"It started out with 'Star Wars'," said Bosetti. Electronic games "stepped the children into a whole new area. Rather than just a toy, this is more like a computer. It's not just something they play with, it's a game that can beat them."

He estimates electronic games will bring in 25 percent of Woodies' toy business this season, and Milton Bradley projects electronics will account for 45 percent of its game volume this Christmas, up from 38 percent last year, 18 percent in 1977 and zero the year before.

The advent of electronics is dramatically changing the toy business. Tic-tac-toe players will never go back to paper and pencil after they've played against "Merlin"; the days of the ordinary board game may be over when semiconductor brain teasers like "Stop Thief" and "Electronic Detective" nab the kids who used to play "Clue."

Board games rarely sell for more than $12 -- less than the cheapest electronic marvel -- and computerized toys are likely to get more exepensive as they grow more sophisticated. "You put a $5 chip into a game, and suddenly you've got a very expensive game," said Michael Moone, vice president and general manager of the game division of Milton Bradley.

"Any one of these games is upwards of $1 million in R&D (research and development) compared with $75,000 for a board game," said the man whose company makes "Simon."

The toy makers say that the micorprocessor chips found in such games as "Scrabble Sensor" or Ideal's "Maniac" are just as advanced as those used in on-board computers that control auto exhaust emissions. In fact, car makers' orders for the same chips have siphoned supplies away from the toy companies, according to Mattel's Jack Fox.

"Our function is to figure out a way to make them (the games) so people can afford them," Fox said. "Part of engineering is cost engineering."

With electronic games, a new group of consumers is now being sought after by the toy manufacturers. "We've penetrated the 15 to 35 age market, which has a substantial amount of discretionary income," said Michael Moone.

Also, traditional toy and game-buying patterns are changing. Although most toys are bought at Christmas as gifts, Milton Bradley found that 60 percent of the electronic game buyers were getting it for themselves.

"It's providing more year-round merchandising in what has been a very seasonal industry," said Schwarz' McDermott. Mothers do most toy buying, but "males seem to be more involved in both the purchasing of and the playing with electronic toys and games," says a market study by NPD Research Inc. The study found the average electronic game sold for $18, more than four times the $4 price of the average toy.

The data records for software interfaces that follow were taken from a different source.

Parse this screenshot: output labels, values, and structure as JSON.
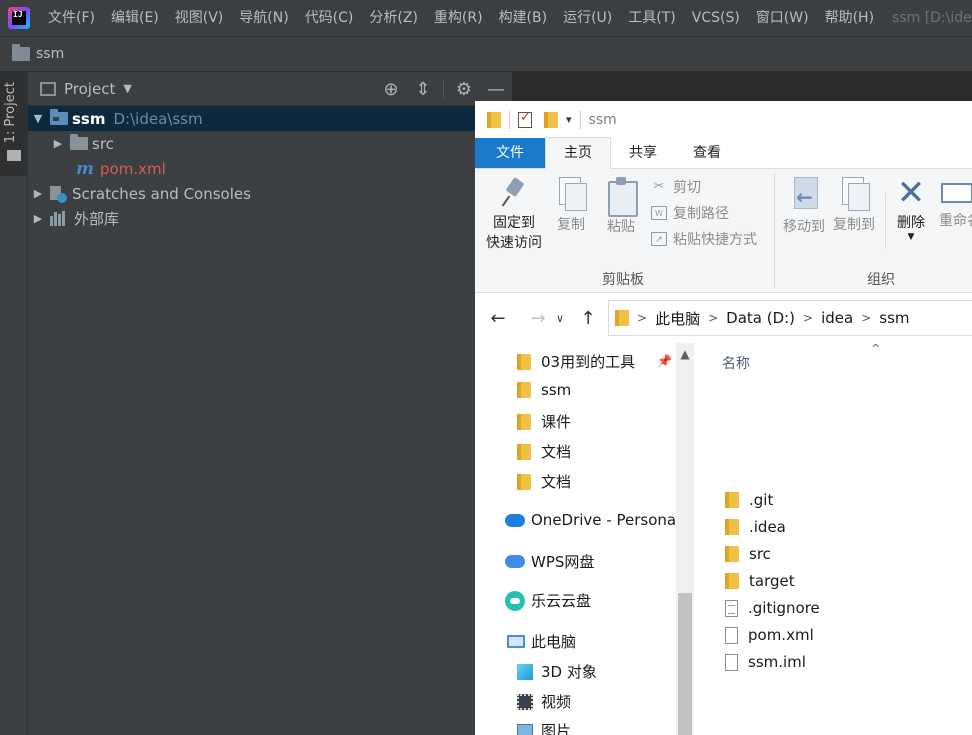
{
  "ide": {
    "logo_text": "IJ",
    "menu": [
      "文件(F)",
      "编辑(E)",
      "视图(V)",
      "导航(N)",
      "代码(C)",
      "分析(Z)",
      "重构(R)",
      "构建(B)",
      "运行(U)",
      "工具(T)",
      "VCS(S)",
      "窗口(W)",
      "帮助(H)"
    ],
    "window_title": "ssm [D:\\idea",
    "breadcrumb": "ssm",
    "stripe_label": "1: Project",
    "project_panel": {
      "title": "Project",
      "tree": [
        {
          "label": "ssm",
          "hint": "D:\\idea\\ssm",
          "expanded": true,
          "selected": true
        },
        {
          "label": "src",
          "expanded": false
        },
        {
          "label": "pom.xml"
        },
        {
          "label": "Scratches and Consoles",
          "expanded": false
        },
        {
          "label": "外部库",
          "expanded": false
        }
      ]
    }
  },
  "explorer": {
    "title": "ssm",
    "tabs": [
      "文件",
      "主页",
      "共享",
      "查看"
    ],
    "active_tab": "主页",
    "ribbon": {
      "pin_label_1": "固定到",
      "pin_label_2": "快速访问",
      "copy": "复制",
      "paste": "粘贴",
      "cut": "剪切",
      "copy_path": "复制路径",
      "paste_shortcut": "粘贴快捷方式",
      "clipboard_group": "剪贴板",
      "move_to": "移动到",
      "copy_to": "复制到",
      "delete": "删除",
      "rename": "重命名",
      "organize_group": "组织"
    },
    "address": [
      "此电脑",
      "Data (D:)",
      "idea",
      "ssm"
    ],
    "nav_pane": {
      "quick_access": [
        "03用到的工具",
        "ssm",
        "课件",
        "文档",
        "文档"
      ],
      "onedrive": "OneDrive - Personal",
      "wps": "WPS网盘",
      "leyun": "乐云云盘",
      "this_pc": "此电脑",
      "pc_items": [
        "3D 对象",
        "视频",
        "图片"
      ]
    },
    "file_list": {
      "column": "名称",
      "items": [
        {
          "name": ".git",
          "type": "folder"
        },
        {
          "name": ".idea",
          "type": "folder"
        },
        {
          "name": "src",
          "type": "folder"
        },
        {
          "name": "target",
          "type": "folder"
        },
        {
          "name": ".gitignore",
          "type": "text"
        },
        {
          "name": "pom.xml",
          "type": "file"
        },
        {
          "name": "ssm.iml",
          "type": "file"
        }
      ]
    }
  }
}
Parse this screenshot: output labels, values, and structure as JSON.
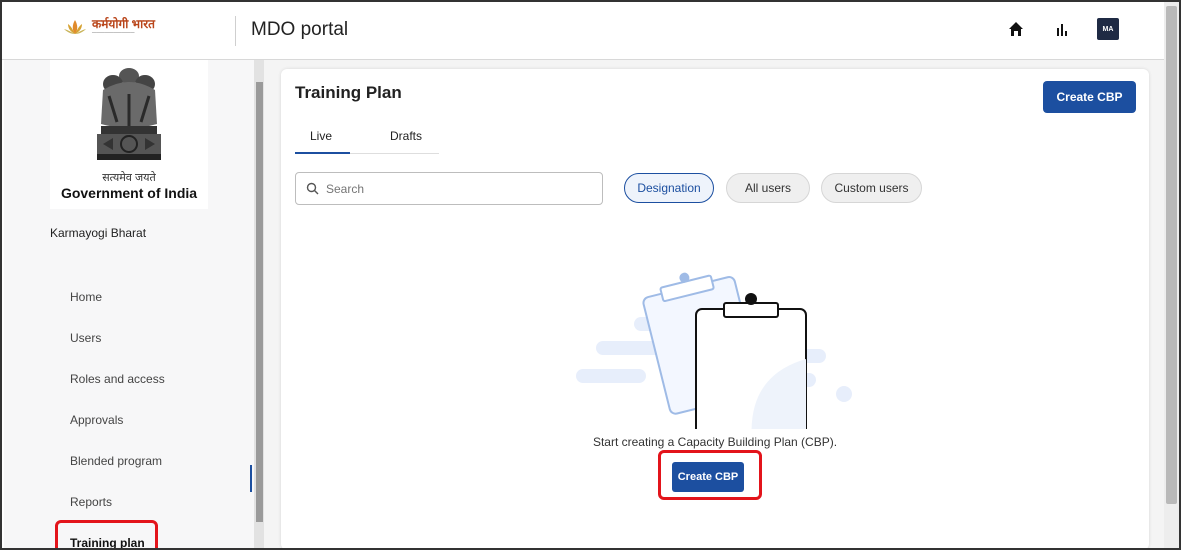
{
  "topbar": {
    "brand_text": "कर्मयोगी भारत",
    "portal_title": "MDO portal",
    "avatar_initials": "MA",
    "icons": [
      "home-icon",
      "analytics-icon"
    ]
  },
  "sidebar": {
    "gov_motto": "सत्यमेव जयते",
    "gov_name": "Government of India",
    "org_name": "Karmayogi Bharat",
    "items": [
      {
        "label": "Home"
      },
      {
        "label": "Users"
      },
      {
        "label": "Roles and access"
      },
      {
        "label": "Approvals"
      },
      {
        "label": "Blended program"
      },
      {
        "label": "Reports"
      },
      {
        "label": "Training plan",
        "active": true
      }
    ]
  },
  "main": {
    "title": "Training Plan",
    "create_button": "Create CBP",
    "tabs": [
      {
        "label": "Live",
        "active": true
      },
      {
        "label": "Drafts"
      }
    ],
    "search": {
      "placeholder": "Search",
      "value": ""
    },
    "filters": [
      {
        "label": "Designation",
        "selected": true
      },
      {
        "label": "All users"
      },
      {
        "label": "Custom users"
      }
    ],
    "empty_message": "Start creating a Capacity Building Plan (CBP).",
    "empty_create_button": "Create CBP"
  },
  "colors": {
    "accent": "#1c4fa0",
    "highlight": "#e3141b"
  }
}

Games will grow more expensive and more sophisticated as toy makers exploit the electronic-chip technology. "What we have right now is just the tip of the iceberg," said Barbara Wruck of Coleco.